Oliver + S

Seam finishes

Viewing 8 posts - 16 through 23 (of 23 total)
  • LINK
    with love Heidi @with love Heidi

    A basic wide zigzag works just as well for finishing seams. I used it for years before I had a serger 🙂

    LINK
    Anonymous @

    Me too, Heidi. I also used the faux overlock stitch on some things, but I’m not a patient person and zig zag goes so much more quickly 😉 Never had any trouble with any of my seams raveling either way. French seams are nice, but can be quite time consuming and bulky for some things. I mostly like them for pillowcases and simple dresses like the pop-over – especially if I’m using linen for very thin, light fabric.

    LINK
    EllenMCM @EllenMCM

    The dress is almost done!
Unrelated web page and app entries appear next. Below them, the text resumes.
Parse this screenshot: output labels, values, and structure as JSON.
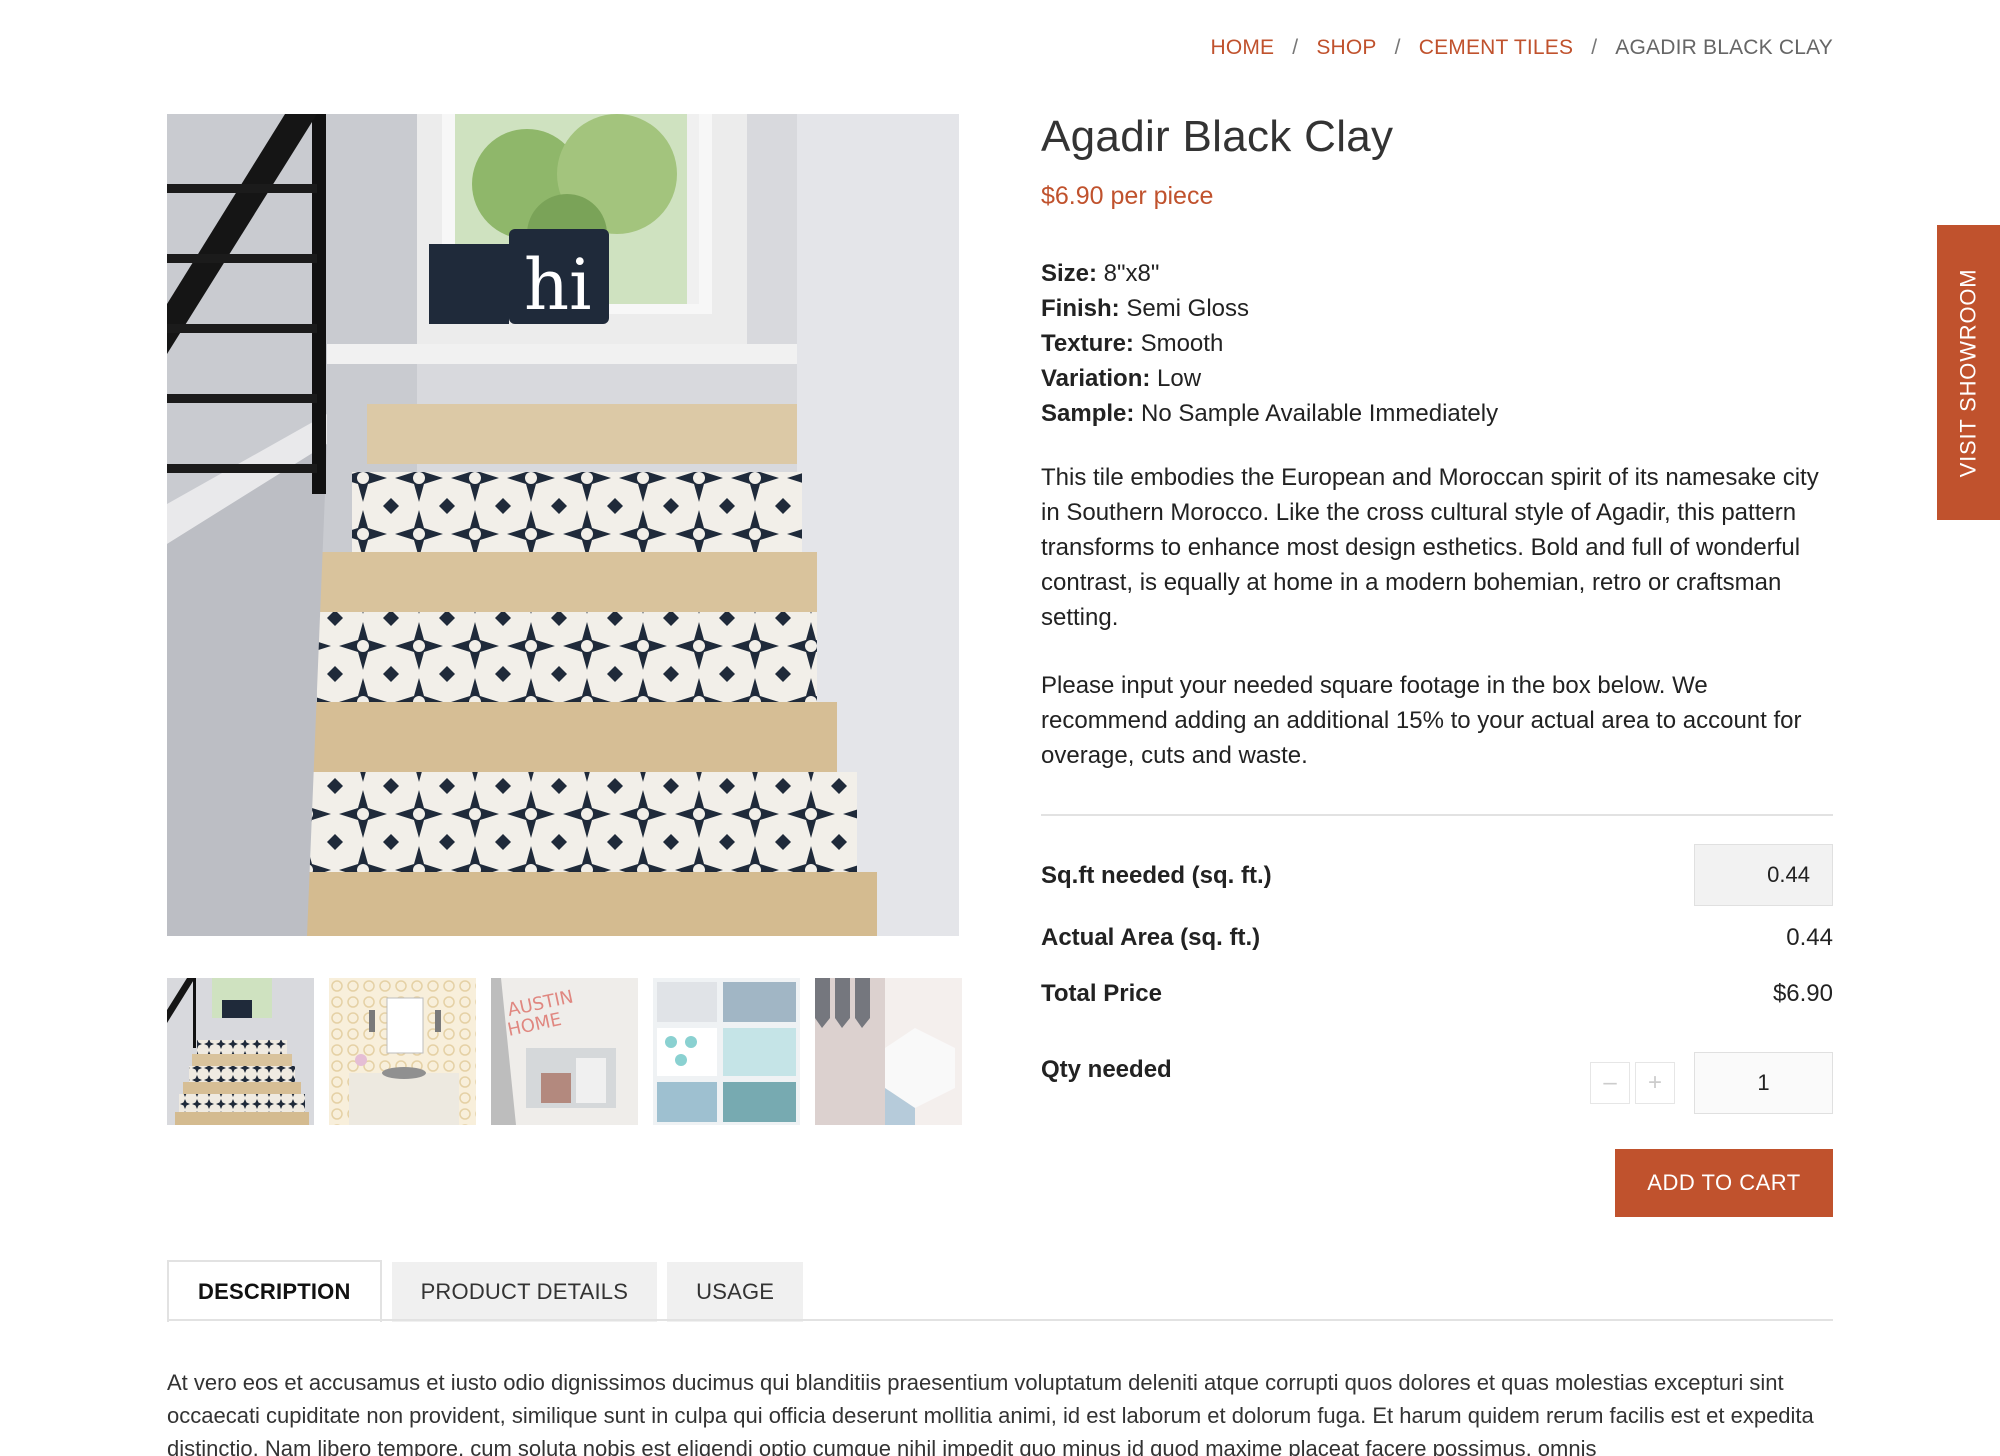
{
  "breadcrumb": {
    "items": [
      "HOME",
      "SHOP",
      "CEMENT TILES"
    ],
    "current": "AGADIR BLACK CLAY",
    "separator": "/"
  },
  "product": {
    "title": "Agadir Black Clay",
    "price": "$6.90 per piece",
    "specs": [
      {
        "label": "Size:",
        "value": " 8\"x8\""
      },
      {
        "label": "Finish:",
        "value": " Semi Gloss"
      },
      {
        "label": "Texture:",
        "value": " Smooth"
      },
      {
        "label": "Variation:",
        "value": " Low"
      },
      {
        "label": "Sample:",
        "value": " No Sample Available Immediately"
      }
    ],
    "description": "This tile embodies the European and Moroccan spirit of its namesake city in Southern Morocco. Like the cross cultural style of Agadir, this pattern transforms to enhance most design esthetics. Bold and full of wonderful contrast, is equally at home in a modern bohemian, retro or craftsman setting.",
    "instructions": "Please input your needed square footage in the box below. We recommend adding an additional 15% to your actual area to account for overage, cuts and waste."
  },
  "calculator": {
    "sqft_label": "Sq.ft needed (sq. ft.)",
    "sqft_value": "0.44",
    "area_label": "Actual Area (sq. ft.)",
    "area_value": "0.44",
    "total_label": "Total Price",
    "total_value": "$6.90",
    "qty_label": "Qty needed",
    "qty_value": "1",
    "minus": "–",
    "plus": "+"
  },
  "add_to_cart": "ADD TO CART",
  "tabs": [
    "DESCRIPTION",
    "PRODUCT DETAILS",
    "USAGE"
  ],
  "tab_body": "At vero eos et accusamus et iusto odio dignissimos ducimus qui blanditiis praesentium voluptatum deleniti atque corrupti quos dolores et quas molestias excepturi sint occaecati cupiditate non provident, similique sunt in culpa qui officia deserunt mollitia animi, id est laborum et dolorum fuga. Et harum quidem rerum facilis est et expedita distinctio. Nam libero tempore, cum soluta nobis est eligendi optio cumque nihil impedit quo minus id quod maxime placeat facere possimus, omnis",
  "showroom": "VISIT SHOWROOM",
  "colors": {
    "accent": "#c0522d",
    "text": "#222222",
    "divider": "#e2e2e2"
  }
}
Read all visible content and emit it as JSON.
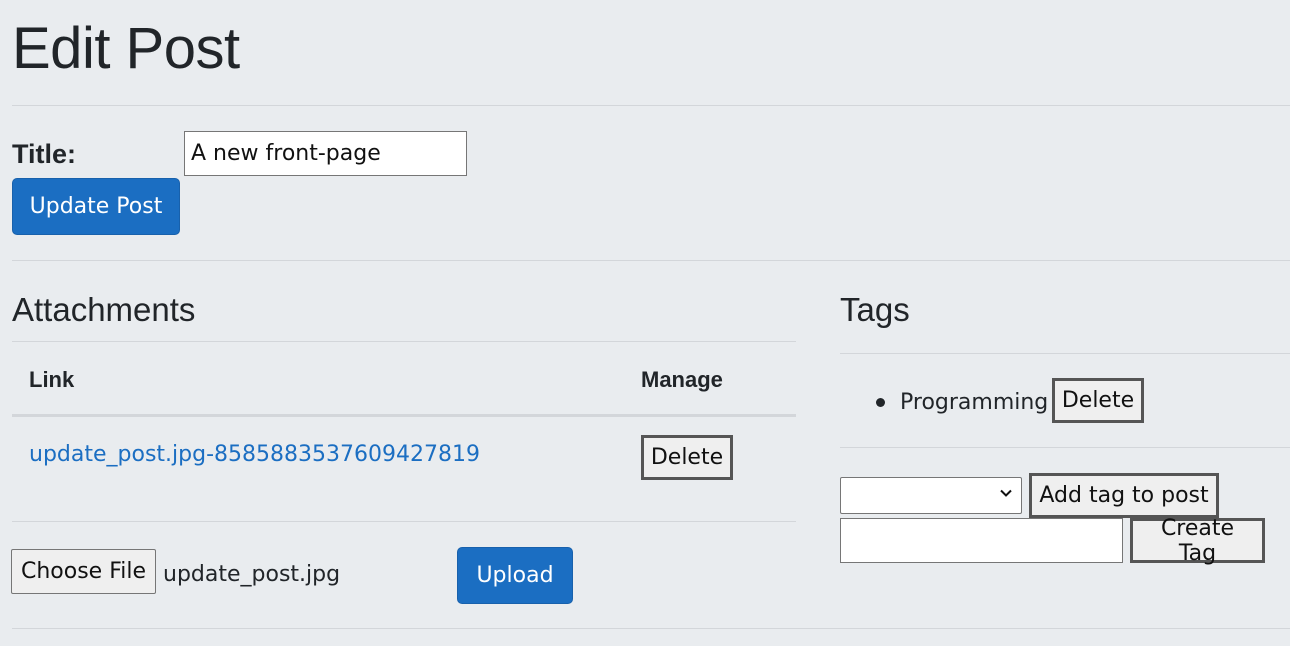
{
  "page": {
    "title": "Edit Post"
  },
  "post_form": {
    "title_label": "Title:",
    "title_value": "A new front-page",
    "update_button": "Update Post"
  },
  "attachments": {
    "heading": "Attachments",
    "columns": [
      "Link",
      "Manage"
    ],
    "rows": [
      {
        "link": "update_post.jpg-8585883537609427819",
        "action": "Delete"
      }
    ],
    "file_input": {
      "button_label": "Choose File",
      "selected_file": "update_post.jpg"
    },
    "upload_button": "Upload"
  },
  "tags": {
    "heading": "Tags",
    "items": [
      {
        "name": "Programming",
        "action": "Delete"
      }
    ],
    "tag_select_value": "",
    "add_tag_button": "Add tag to post",
    "new_tag_value": "",
    "create_tag_button": "Create Tag"
  },
  "colors": {
    "primary": "#1b6ec2",
    "background": "#e9ecef",
    "text": "#212529"
  }
}
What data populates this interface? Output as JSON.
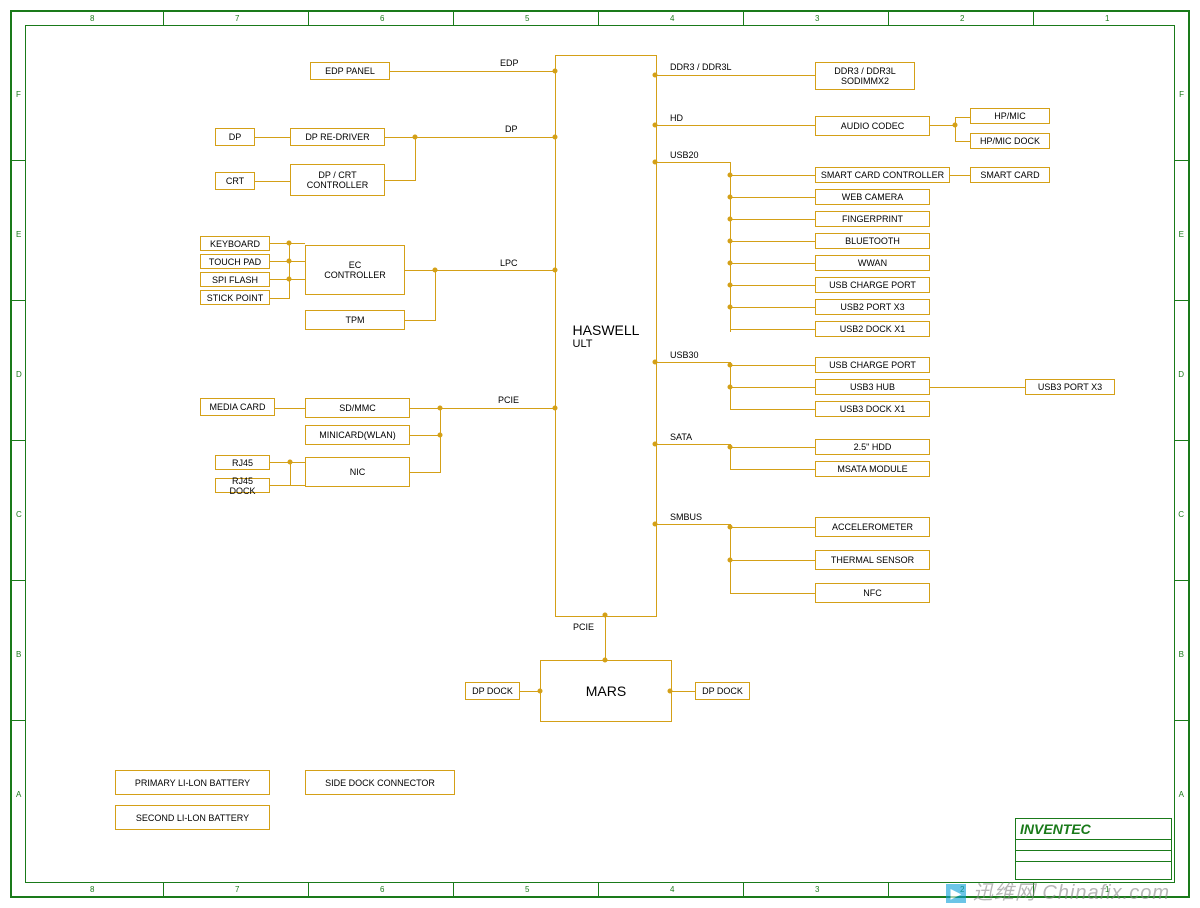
{
  "frame": {
    "top_numbers": [
      "8",
      "7",
      "6",
      "5",
      "4",
      "3",
      "2",
      "1"
    ],
    "bottom_numbers": [
      "8",
      "7",
      "6",
      "5",
      "4",
      "3",
      "2",
      "1"
    ],
    "side_letters": [
      "F",
      "E",
      "D",
      "C",
      "B",
      "A"
    ]
  },
  "cpu": {
    "title": "HASWELL",
    "sub": "ULT"
  },
  "south": {
    "title": "MARS"
  },
  "left_boxes": {
    "edp_panel": "EDP PANEL",
    "dp": "DP",
    "dp_redriver": "DP RE-DRIVER",
    "crt": "CRT",
    "dp_crt_ctrl": "DP / CRT\nCONTROLLER",
    "keyboard": "KEYBOARD",
    "touchpad": "TOUCH PAD",
    "spiflash": "SPI FLASH",
    "stickpoint": "STICK POINT",
    "ec": "EC\nCONTROLLER",
    "tpm": "TPM",
    "media": "MEDIA CARD",
    "sdmmc": "SD/MMC",
    "minicard": "MINICARD(WLAN)",
    "rj45": "RJ45",
    "rj45dock": "RJ45 DOCK",
    "nic": "NIC"
  },
  "right_boxes": {
    "ddr": "DDR3 / DDR3L\nSODIMMX2",
    "audio": "AUDIO CODEC",
    "hpmic": "HP/MIC",
    "hpmic_dock": "HP/MIC DOCK",
    "smartcard_ctrl": "SMART CARD CONTROLLER",
    "smartcard": "SMART CARD",
    "webcam": "WEB CAMERA",
    "fingerprint": "FINGERPRINT",
    "bt": "BLUETOOTH",
    "wwan": "WWAN",
    "usbcharge1": "USB CHARGE PORT",
    "usb2x3": "USB2 PORT X3",
    "usb2dock": "USB2 DOCK X1",
    "usbcharge2": "USB CHARGE PORT",
    "usb3hub": "USB3 HUB",
    "usb3dock": "USB3 DOCK X1",
    "usb3port": "USB3 PORT X3",
    "hdd": "2.5\" HDD",
    "msata": "MSATA MODULE",
    "accel": "ACCELEROMETER",
    "thermal": "THERMAL SENSOR",
    "nfc": "NFC"
  },
  "mars_io": {
    "dp_dock_l": "DP DOCK",
    "dp_dock_r": "DP DOCK"
  },
  "standalone": {
    "primary_bat": "PRIMARY LI-LON BATTERY",
    "second_bat": "SECOND LI-LON BATTERY",
    "sidedock": "SIDE DOCK CONNECTOR"
  },
  "bus_labels": {
    "edp": "EDP",
    "dp": "DP",
    "lpc": "LPC",
    "pcie": "PCIE",
    "pcie2": "PCIE",
    "ddr": "DDR3 / DDR3L",
    "hd": "HD",
    "usb20": "USB20",
    "usb30": "USB30",
    "sata": "SATA",
    "smbus": "SMBUS"
  },
  "title_block": {
    "company": "INVENTEC"
  },
  "watermark": {
    "brand": "迅维网",
    "site": "Chinafix.com"
  }
}
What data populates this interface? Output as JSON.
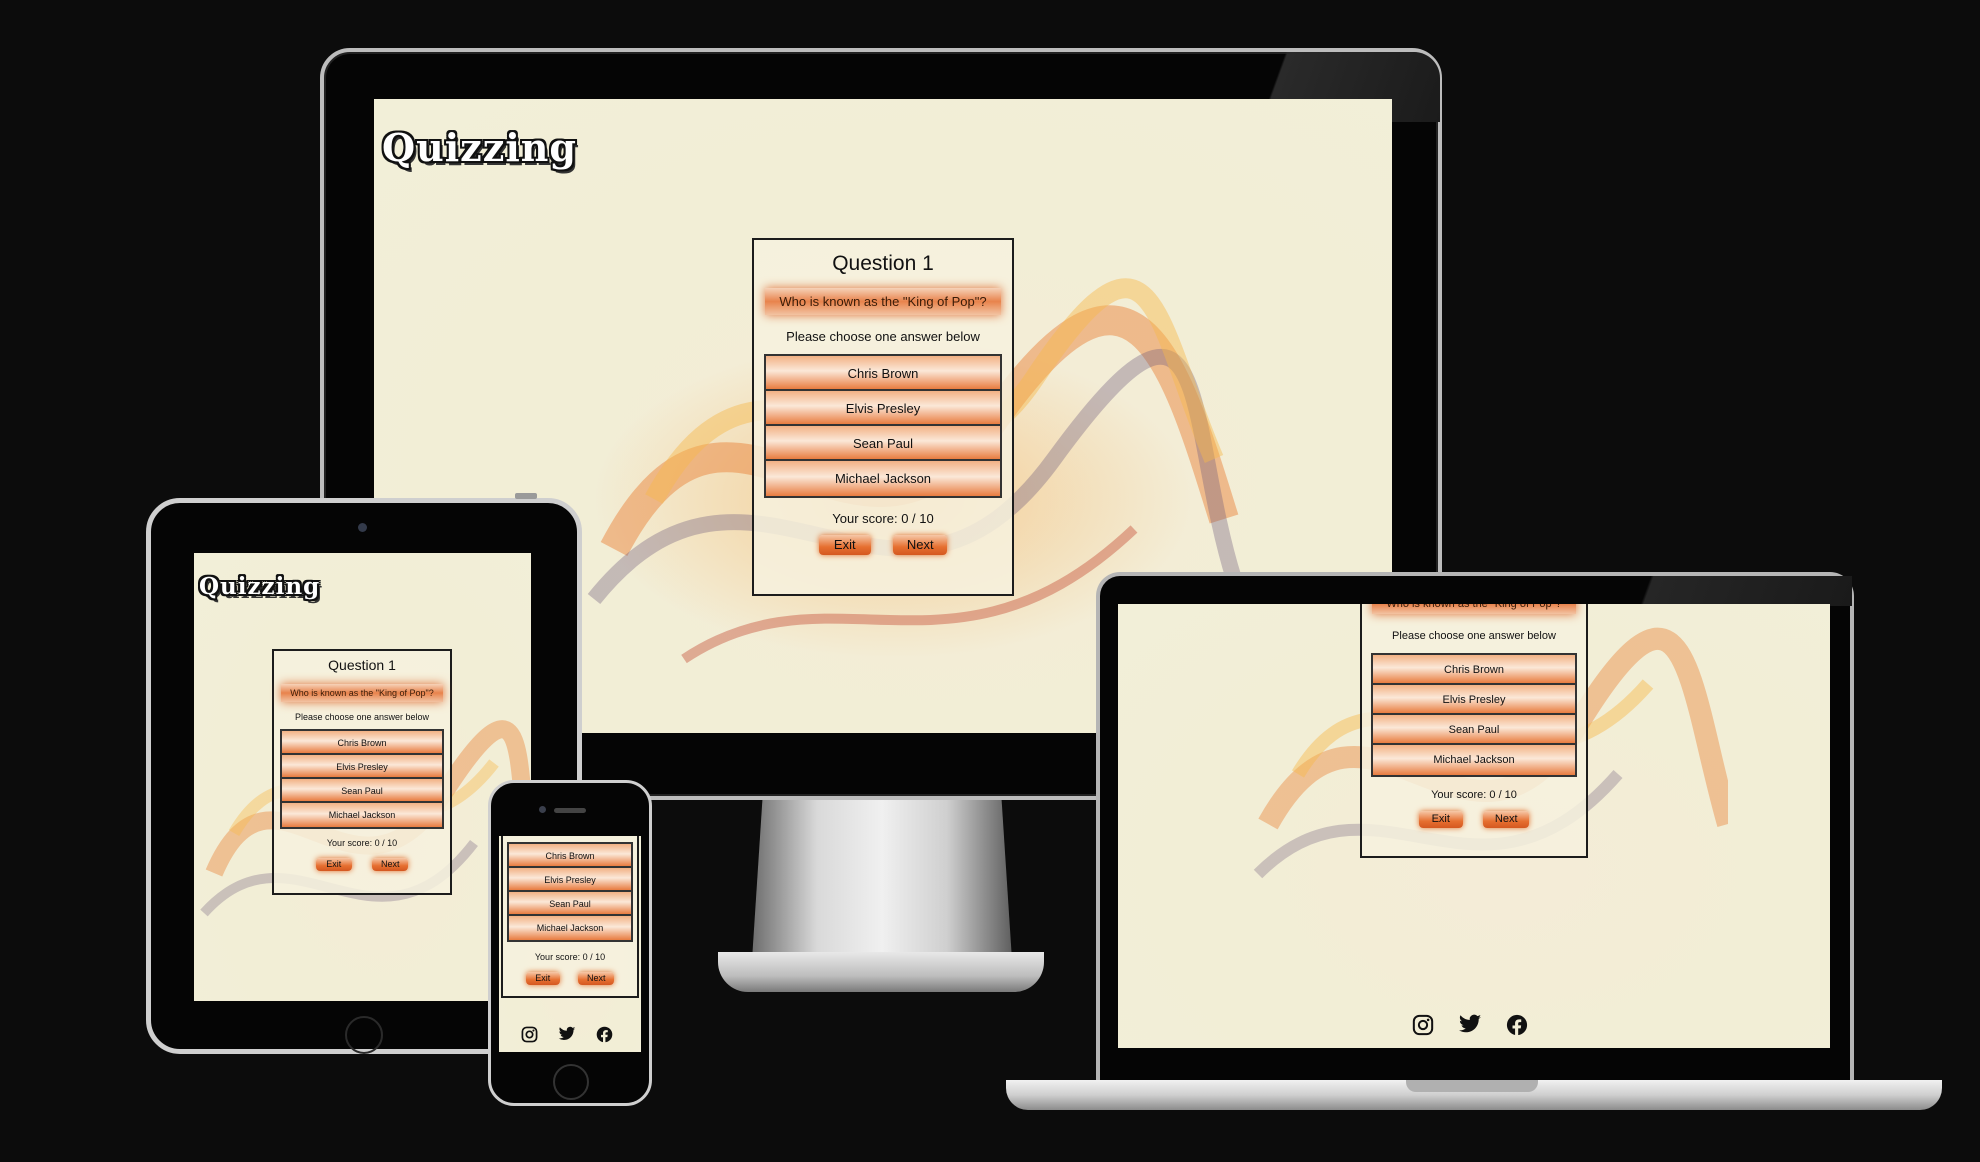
{
  "site": {
    "logo": "Quizzing"
  },
  "quiz": {
    "question_heading": "Question 1",
    "question_text": "Who is known as the \"King of Pop\"?",
    "instruction": "Please choose one answer below",
    "answers": [
      "Chris Brown",
      "Elvis Presley",
      "Sean Paul",
      "Michael Jackson"
    ],
    "score_label": "Your score:",
    "score_value": "0 / 10",
    "exit_label": "Exit",
    "next_label": "Next"
  },
  "social": {
    "icons": [
      "instagram-icon",
      "twitter-icon",
      "facebook-icon"
    ]
  },
  "colors": {
    "accent": "#e8783c",
    "page_bg": "#f2eed6",
    "backdrop": "#0c0c0c"
  }
}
Which is a good thing, because there’s a violin recital on Saturday. In the end, I ran a second line of stitching along the seam allowances and then pinked them. It’s not as smooth as I like on the inside, but it’s pretty nice.

    I just have to attach buttons. And cut open the buttonholes. I’m terrified that I’ll ruin the whole thing on the last step – next time I’ll cut them before I sew the rest of the dress.

    LINK
    Nicole @motherof5

    I am so excited for you!

    I always put a pin across the end of my button holes, just to make sure I don’t go through.

    Yup, I have done that….

    I have a photo here http://www.pinterest.com/pin/73676143876066934/

    LINK
    cybele727 @cybele727

    Loving that you all are as obsessed with the insides as the outsides like me.

    I finish using a triple stitch zig-zag, although I think it actually makes 4 stitches 2 for the zig and 2 for the zag! I was using the zig zag, with the point hitting the edge. It was causing the seams to bunch and curl. While they wouldn’t fray, they didn’t lie flat or look nice. I brought in a dress to find buttons at my local shop. The proprietor, of course, had to inspect the dress. (Don’t you just hate it when they do that… I feel like I am suddenly the world’s worst sewist.) She noticed the seam finishing and said, “next time, try the triple stitch zig zag. Catch the edge like you do to keep it bound, but the triple stitch will keep it flat.”

    Stitch #8 on my Janome Magnolia has now been cast aside for stitch #9! That triple stitch zig zag is the real deal. What it does is break up the zig zag into several stitches instead of zig out, zag in.

    LINK
    EllenMCM @EllenMCM

    It’s done! I will try to post pics of both the outside and the guts tomorrow.

    LINK
    Nicole @motherof5

    I am looking forward to it Ellen.

    LINK
    Sarvi @Sarvi

    Ooh, I’m intrigued to try that triple zig zag — sometimes I feel like the overlocker is a little too thready, if you know what I mean, especially on very fine fabrics.

Viewing 8 posts - 16 through 23 (of 23 total)

You must be logged in to reply to this topic.

copyright

Unless otherwise credited, all work on this blog is © Liesl + Co., Inc, 2008-2021. You are welcome to link to this blog, but please ask permission before using any text or images.